* Task directions: Print the data exactly as written, but leave out each picture.

* Supplied data:

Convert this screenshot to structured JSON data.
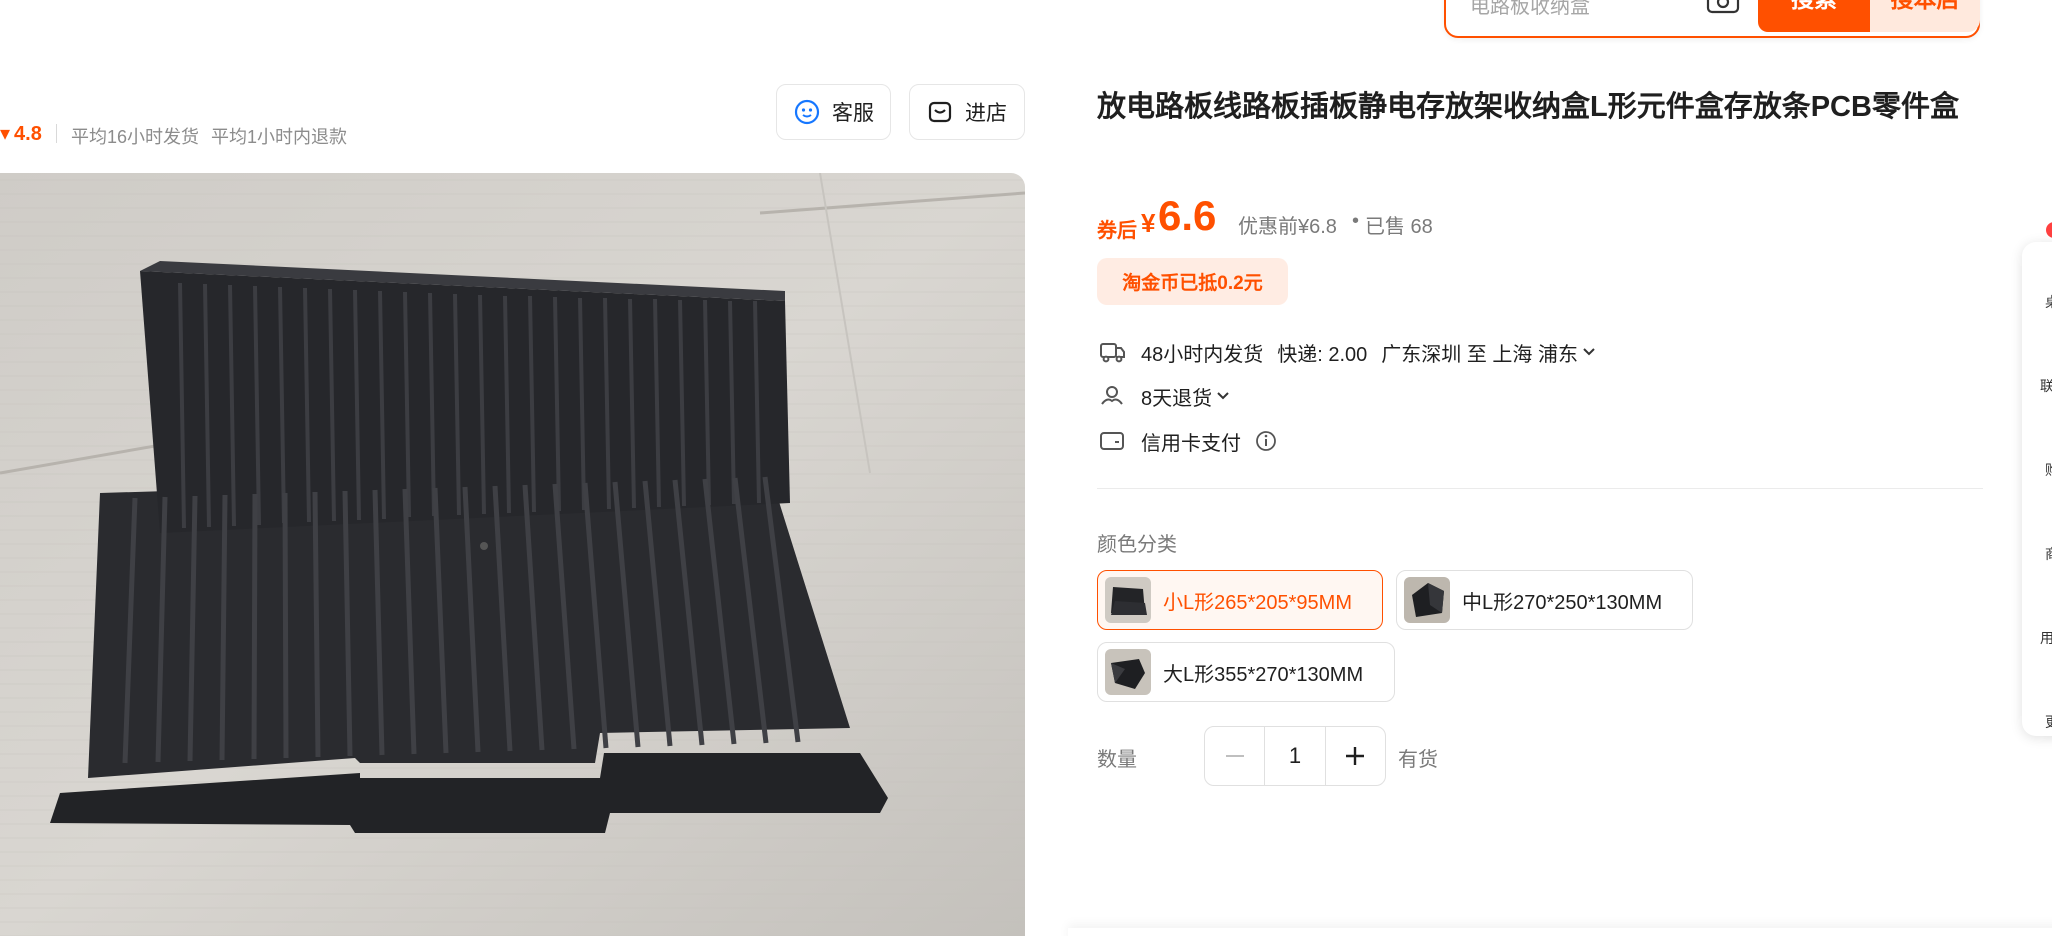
{
  "search": {
    "placeholder": "电路板收纳盒",
    "search_label": "搜索",
    "search_store_label": "搜本店"
  },
  "shop": {
    "rating": "4.8",
    "ship_stat": "平均16小时发货",
    "refund_stat": "平均1小时内退款",
    "service_label": "客服",
    "store_label": "进店"
  },
  "product": {
    "title": "放电路板线路板插板静电存放架收纳盒L形元件盒存放条PCB零件盒",
    "coupon_label": "券后",
    "currency": "¥",
    "price": "6.6",
    "original_price": "优惠前¥6.8",
    "dot": "•",
    "sold": "已售 68",
    "coin_badge": "淘金币已抵0.2元",
    "shipping_time": "48小时内发货",
    "express": "快递: 2.00",
    "route": "广东深圳 至 上海 浦东",
    "returns": "8天退货",
    "payment": "信用卡支付",
    "color_label": "颜色分类",
    "skus": [
      {
        "label": "小L形265*205*95MM",
        "selected": true
      },
      {
        "label": "中L形270*250*130MM",
        "selected": false
      },
      {
        "label": "大L形355*270*130MM",
        "selected": false
      }
    ],
    "quantity_label": "数量",
    "quantity": "1",
    "stock": "有货"
  },
  "sidebar": {
    "items": [
      "桌",
      "联系",
      "购",
      "商",
      "用户",
      "更"
    ]
  },
  "colors": {
    "accent": "#ff5000",
    "accent_light": "#ffece3",
    "text_muted": "#7a7a7a"
  }
}
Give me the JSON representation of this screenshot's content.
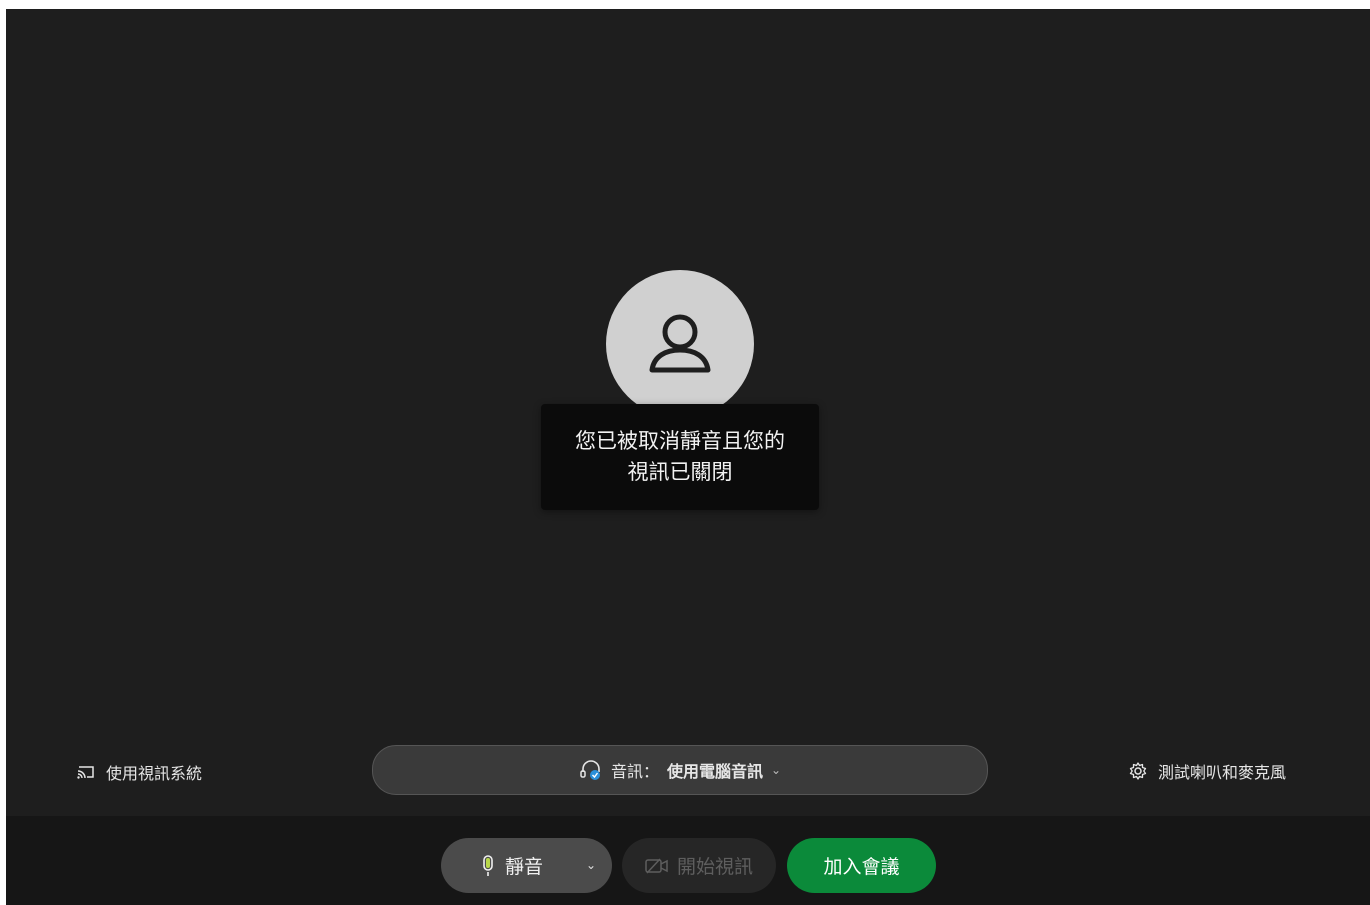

* Response area:
Convert this screenshot to structured JSON data.
{
  "search": {
    "placeholder": "电路板收纳盒",
    "search_label": "搜索",
    "search_store_label": "搜本店"
  },
  "shop": {
    "rating": "4.8",
    "ship_stat": "平均16小时发货",
    "refund_stat": "平均1小时内退款",
    "service_label": "客服",
    "store_label": "进店"
  },
  "product": {
    "title": "放电路板线路板插板静电存放架收纳盒L形元件盒存放条PCB零件盒",
    "coupon_label": "券后",
    "currency": "¥",
    "price": "6.6",
    "original_price": "优惠前¥6.8",
    "dot": "•",
    "sold": "已售 68",
    "coin_badge": "淘金币已抵0.2元",
    "shipping_time": "48小时内发货",
    "express": "快递: 2.00",
    "route": "广东深圳 至 上海 浦东",
    "returns": "8天退货",
    "payment": "信用卡支付",
    "color_label": "颜色分类",
    "skus": [
      {
        "label": "小L形265*205*95MM",
        "selected": true
      },
      {
        "label": "中L形270*250*130MM",
        "selected": false
      },
      {
        "label": "大L形355*270*130MM",
        "selected": false
      }
    ],
    "quantity_label": "数量",
    "quantity": "1",
    "stock": "有货"
  },
  "sidebar": {
    "items": [
      "桌",
      "联系",
      "购",
      "商",
      "用户",
      "更"
    ]
  },
  "colors": {
    "accent": "#ff5000",
    "accent_light": "#ffece3",
    "text_muted": "#7a7a7a"
  }
}
Give me the JSON representation of this screenshot's content.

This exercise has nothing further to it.